## EXERCISE INSTRUCTIONS:
Output all the entries below. Each must match exactly.

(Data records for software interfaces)
########

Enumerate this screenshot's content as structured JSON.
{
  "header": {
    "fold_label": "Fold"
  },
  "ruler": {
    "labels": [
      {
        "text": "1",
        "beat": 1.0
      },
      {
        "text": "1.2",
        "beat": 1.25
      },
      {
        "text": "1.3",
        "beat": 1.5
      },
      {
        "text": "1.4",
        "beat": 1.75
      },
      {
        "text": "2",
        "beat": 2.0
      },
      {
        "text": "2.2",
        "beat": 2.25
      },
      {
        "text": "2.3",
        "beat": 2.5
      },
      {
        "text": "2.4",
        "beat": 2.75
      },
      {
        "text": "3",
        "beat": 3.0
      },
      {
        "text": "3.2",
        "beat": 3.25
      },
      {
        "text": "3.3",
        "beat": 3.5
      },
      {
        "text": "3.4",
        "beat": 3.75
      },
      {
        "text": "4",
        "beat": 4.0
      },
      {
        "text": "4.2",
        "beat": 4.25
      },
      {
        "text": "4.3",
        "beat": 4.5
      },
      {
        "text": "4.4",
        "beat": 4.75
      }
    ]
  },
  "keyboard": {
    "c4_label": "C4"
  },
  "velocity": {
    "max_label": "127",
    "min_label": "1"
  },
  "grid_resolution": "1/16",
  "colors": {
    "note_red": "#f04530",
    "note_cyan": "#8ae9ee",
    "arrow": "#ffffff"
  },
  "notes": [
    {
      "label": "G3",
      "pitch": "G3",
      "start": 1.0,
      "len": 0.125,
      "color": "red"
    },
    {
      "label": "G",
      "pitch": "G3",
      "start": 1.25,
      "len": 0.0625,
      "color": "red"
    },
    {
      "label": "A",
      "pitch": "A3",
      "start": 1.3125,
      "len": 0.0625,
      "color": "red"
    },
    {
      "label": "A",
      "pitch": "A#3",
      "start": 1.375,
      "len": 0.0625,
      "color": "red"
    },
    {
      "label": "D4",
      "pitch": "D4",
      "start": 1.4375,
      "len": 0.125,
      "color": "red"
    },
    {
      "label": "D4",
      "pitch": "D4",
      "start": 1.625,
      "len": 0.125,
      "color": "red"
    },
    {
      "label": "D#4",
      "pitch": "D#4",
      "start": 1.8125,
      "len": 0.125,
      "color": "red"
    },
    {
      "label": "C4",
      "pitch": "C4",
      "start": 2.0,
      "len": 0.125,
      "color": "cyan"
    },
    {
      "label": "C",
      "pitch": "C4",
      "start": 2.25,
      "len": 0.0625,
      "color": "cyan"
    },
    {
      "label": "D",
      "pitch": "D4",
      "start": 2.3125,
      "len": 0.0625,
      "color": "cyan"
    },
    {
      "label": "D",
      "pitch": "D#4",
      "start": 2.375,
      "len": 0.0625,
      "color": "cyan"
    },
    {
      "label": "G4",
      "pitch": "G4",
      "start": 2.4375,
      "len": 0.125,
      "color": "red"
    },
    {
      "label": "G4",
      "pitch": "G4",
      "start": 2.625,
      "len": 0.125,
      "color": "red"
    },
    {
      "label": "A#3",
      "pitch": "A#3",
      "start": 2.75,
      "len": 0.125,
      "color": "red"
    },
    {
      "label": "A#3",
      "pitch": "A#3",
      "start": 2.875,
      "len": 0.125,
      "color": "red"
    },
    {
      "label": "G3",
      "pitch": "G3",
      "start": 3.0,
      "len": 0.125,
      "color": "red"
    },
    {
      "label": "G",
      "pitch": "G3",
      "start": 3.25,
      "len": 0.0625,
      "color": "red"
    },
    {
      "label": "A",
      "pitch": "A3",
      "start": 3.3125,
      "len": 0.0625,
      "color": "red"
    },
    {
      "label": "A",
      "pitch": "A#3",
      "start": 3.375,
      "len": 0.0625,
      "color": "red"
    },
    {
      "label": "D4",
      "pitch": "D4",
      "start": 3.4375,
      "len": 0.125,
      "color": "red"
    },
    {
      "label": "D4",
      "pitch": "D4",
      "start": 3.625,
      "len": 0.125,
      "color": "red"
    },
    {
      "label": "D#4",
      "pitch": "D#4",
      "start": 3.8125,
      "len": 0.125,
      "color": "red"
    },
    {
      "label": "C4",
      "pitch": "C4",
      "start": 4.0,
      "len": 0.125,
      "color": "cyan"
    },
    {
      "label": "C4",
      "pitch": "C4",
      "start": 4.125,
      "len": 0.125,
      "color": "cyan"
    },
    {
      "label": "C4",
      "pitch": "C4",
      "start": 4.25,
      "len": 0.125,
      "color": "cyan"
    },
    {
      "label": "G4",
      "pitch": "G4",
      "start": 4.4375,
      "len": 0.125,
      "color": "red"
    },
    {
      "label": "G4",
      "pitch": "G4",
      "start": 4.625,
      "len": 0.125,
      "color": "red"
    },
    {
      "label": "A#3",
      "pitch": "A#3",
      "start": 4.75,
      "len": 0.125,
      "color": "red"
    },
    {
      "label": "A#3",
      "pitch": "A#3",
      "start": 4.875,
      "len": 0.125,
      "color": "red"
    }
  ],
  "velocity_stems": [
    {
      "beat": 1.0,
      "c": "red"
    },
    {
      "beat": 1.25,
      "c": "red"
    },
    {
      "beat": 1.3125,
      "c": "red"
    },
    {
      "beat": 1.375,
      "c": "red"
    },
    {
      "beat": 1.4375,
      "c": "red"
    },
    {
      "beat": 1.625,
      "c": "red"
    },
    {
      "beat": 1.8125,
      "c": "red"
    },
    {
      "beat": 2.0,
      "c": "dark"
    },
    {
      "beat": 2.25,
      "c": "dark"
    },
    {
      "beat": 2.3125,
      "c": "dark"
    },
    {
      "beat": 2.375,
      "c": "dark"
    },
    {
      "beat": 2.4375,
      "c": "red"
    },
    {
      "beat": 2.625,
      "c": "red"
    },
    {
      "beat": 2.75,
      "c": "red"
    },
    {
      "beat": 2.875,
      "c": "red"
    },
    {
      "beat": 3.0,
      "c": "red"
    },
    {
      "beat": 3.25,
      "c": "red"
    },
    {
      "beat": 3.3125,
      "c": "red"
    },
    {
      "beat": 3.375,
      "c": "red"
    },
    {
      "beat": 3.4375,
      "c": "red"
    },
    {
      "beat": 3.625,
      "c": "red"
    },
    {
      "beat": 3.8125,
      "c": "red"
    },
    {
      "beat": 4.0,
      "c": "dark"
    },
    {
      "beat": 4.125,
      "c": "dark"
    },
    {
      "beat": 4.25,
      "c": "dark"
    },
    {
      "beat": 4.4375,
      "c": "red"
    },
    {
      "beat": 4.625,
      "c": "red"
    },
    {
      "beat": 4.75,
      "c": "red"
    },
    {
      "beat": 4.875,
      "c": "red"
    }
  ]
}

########

## RESPONSE FOR THIS EXERCISE:
Enumerate this screenshot's content as structured JSON.
{
  "header": {
    "fold_label": "Fold"
  },
  "ruler": {
    "labels": [
      {
        "text": "1",
        "beat": 1.0
      },
      {
        "text": "1.2",
        "beat": 1.25
      },
      {
        "text": "1.3",
        "beat": 1.5
      },
      {
        "text": "1.4",
        "beat": 1.75
      },
      {
        "text": "2",
        "beat": 2.0
      },
      {
        "text": "2.2",
        "beat": 2.25
      },
      {
        "text": "2.3",
        "beat": 2.5
      },
      {
        "text": "2.4",
        "beat": 2.75
      },
      {
        "text": "3",
        "beat": 3.0
      },
      {
        "text": "3.2",
        "beat": 3.25
      },
      {
        "text": "3.3",
        "beat": 3.5
      },
      {
        "text": "3.4",
        "beat": 3.75
      },
      {
        "text": "4",
        "beat": 4.0
      },
      {
        "text": "4.2",
        "beat": 4.25
      },
      {
        "text": "4.3",
        "beat": 4.5
      },
      {
        "text": "4.4",
        "beat": 4.75
      }
    ]
  },
  "keyboard": {
    "c4_label": "C4"
  },
  "velocity": {
    "max_label": "127",
    "min_label": "1"
  },
  "grid_resolution": "1/16",
  "colors": {
    "note_red": "#f04530",
    "note_cyan": "#8ae9ee",
    "arrow": "#ffffff"
  },
  "notes": [
    {
      "label": "G3",
      "pitch": "G3",
      "start": 1.0,
      "len": 0.125,
      "color": "red"
    },
    {
      "label": "G",
      "pitch": "G3",
      "start": 1.25,
      "len": 0.0625,
      "color": "red"
    },
    {
      "label": "A",
      "pitch": "A3",
      "start": 1.3125,
      "len": 0.0625,
      "color": "red"
    },
    {
      "label": "A",
      "pitch": "A#3",
      "start": 1.375,
      "len": 0.0625,
      "color": "red"
    },
    {
      "label": "D4",
      "pitch": "D4",
      "start": 1.4375,
      "len": 0.125,
      "color": "red"
    },
    {
      "label": "D4",
      "pitch": "D4",
      "start": 1.625,
      "len": 0.125,
      "color": "red"
    },
    {
      "label": "D#4",
      "pitch": "D#4",
      "start": 1.8125,
      "len": 0.125,
      "color": "red"
    },
    {
      "label": "C4",
      "pitch": "C4",
      "start": 2.0,
      "len": 0.125,
      "color": "cyan"
    },
    {
      "label": "C",
      "pitch": "C4",
      "start": 2.25,
      "len": 0.0625,
      "color": "cyan"
    },
    {
      "label": "D",
      "pitch": "D4",
      "start": 2.3125,
      "len": 0.0625,
      "color": "cyan"
    },
    {
      "label": "D",
      "pitch": "D#4",
      "start": 2.375,
      "len": 0.0625,
      "color": "cyan"
    },
    {
      "label": "G4",
      "pitch": "G4",
      "start": 2.4375,
      "len": 0.125,
      "color": "red"
    },
    {
      "label": "G4",
      "pitch": "G4",
      "start": 2.625,
      "len": 0.125,
      "color": "red"
    },
    {
      "label": "A#3",
      "pitch": "A#3",
      "start": 2.75,
      "len": 0.125,
      "color": "red"
    },
    {
      "label": "A#3",
      "pitch": "A#3",
      "start": 2.875,
      "len": 0.125,
      "color": "red"
    },
    {
      "label": "G3",
      "pitch": "G3",
      "start": 3.0,
      "len": 0.125,
      "color": "red"
    },
    {
      "label": "G",
      "pitch": "G3",
      "start": 3.25,
      "len": 0.0625,
      "color": "red"
    },
    {
      "label": "A",
      "pitch": "A3",
      "start": 3.3125,
      "len": 0.0625,
      "color": "red"
    },
    {
      "label": "A",
      "pitch": "A#3",
      "start": 3.375,
      "len": 0.0625,
      "color": "red"
    },
    {
      "label": "D4",
      "pitch": "D4",
      "start": 3.4375,
      "len": 0.125,
      "color": "red"
    },
    {
      "label": "D4",
      "pitch": "D4",
      "start": 3.625,
      "len": 0.125,
      "color": "red"
    },
    {
      "label": "D#4",
      "pitch": "D#4",
      "start": 3.8125,
      "len": 0.125,
      "color": "red"
    },
    {
      "label": "C4",
      "pitch": "C4",
      "start": 4.0,
      "len": 0.125,
      "color": "cyan"
    },
    {
      "label": "C4",
      "pitch": "C4",
      "start": 4.125,
      "len": 0.125,
      "color": "cyan"
    },
    {
      "label": "C4",
      "pitch": "C4",
      "start": 4.25,
      "len": 0.125,
      "color": "cyan"
    },
    {
      "label": "G4",
      "pitch": "G4",
      "start": 4.4375,
      "len": 0.125,
      "color": "red"
    },
    {
      "label": "G4",
      "pitch": "G4",
      "start": 4.625,
      "len": 0.125,
      "color": "red"
    },
    {
      "label": "A#3",
      "pitch": "A#3",
      "start": 4.75,
      "len": 0.125,
      "color": "red"
    },
    {
      "label": "A#3",
      "pitch": "A#3",
      "start": 4.875,
      "len": 0.125,
      "color": "red"
    }
  ],
  "velocity_stems": [
    {
      "beat": 1.0,
      "c": "red"
    },
    {
      "beat": 1.25,
      "c": "red"
    },
    {
      "beat": 1.3125,
      "c": "red"
    },
    {
      "beat": 1.375,
      "c": "red"
    },
    {
      "beat": 1.4375,
      "c": "red"
    },
    {
      "beat": 1.625,
      "c": "red"
    },
    {
      "beat": 1.8125,
      "c": "red"
    },
    {
      "beat": 2.0,
      "c": "dark"
    },
    {
      "beat": 2.25,
      "c": "dark"
    },
    {
      "beat": 2.3125,
      "c": "dark"
    },
    {
      "beat": 2.375,
      "c": "dark"
    },
    {
      "beat": 2.4375,
      "c": "red"
    },
    {
      "beat": 2.625,
      "c": "red"
    },
    {
      "beat": 2.75,
      "c": "red"
    },
    {
      "beat": 2.875,
      "c": "red"
    },
    {
      "beat": 3.0,
      "c": "red"
    },
    {
      "beat": 3.25,
      "c": "red"
    },
    {
      "beat": 3.3125,
      "c": "red"
    },
    {
      "beat": 3.375,
      "c": "red"
    },
    {
      "beat": 3.4375,
      "c": "red"
    },
    {
      "beat": 3.625,
      "c": "red"
    },
    {
      "beat": 3.8125,
      "c": "red"
    },
    {
      "beat": 4.0,
      "c": "dark"
    },
    {
      "beat": 4.125,
      "c": "dark"
    },
    {
      "beat": 4.25,
      "c": "dark"
    },
    {
      "beat": 4.4375,
      "c": "red"
    },
    {
      "beat": 4.625,
      "c": "red"
    },
    {
      "beat": 4.75,
      "c": "red"
    },
    {
      "beat": 4.875,
      "c": "red"
    }
  ]
}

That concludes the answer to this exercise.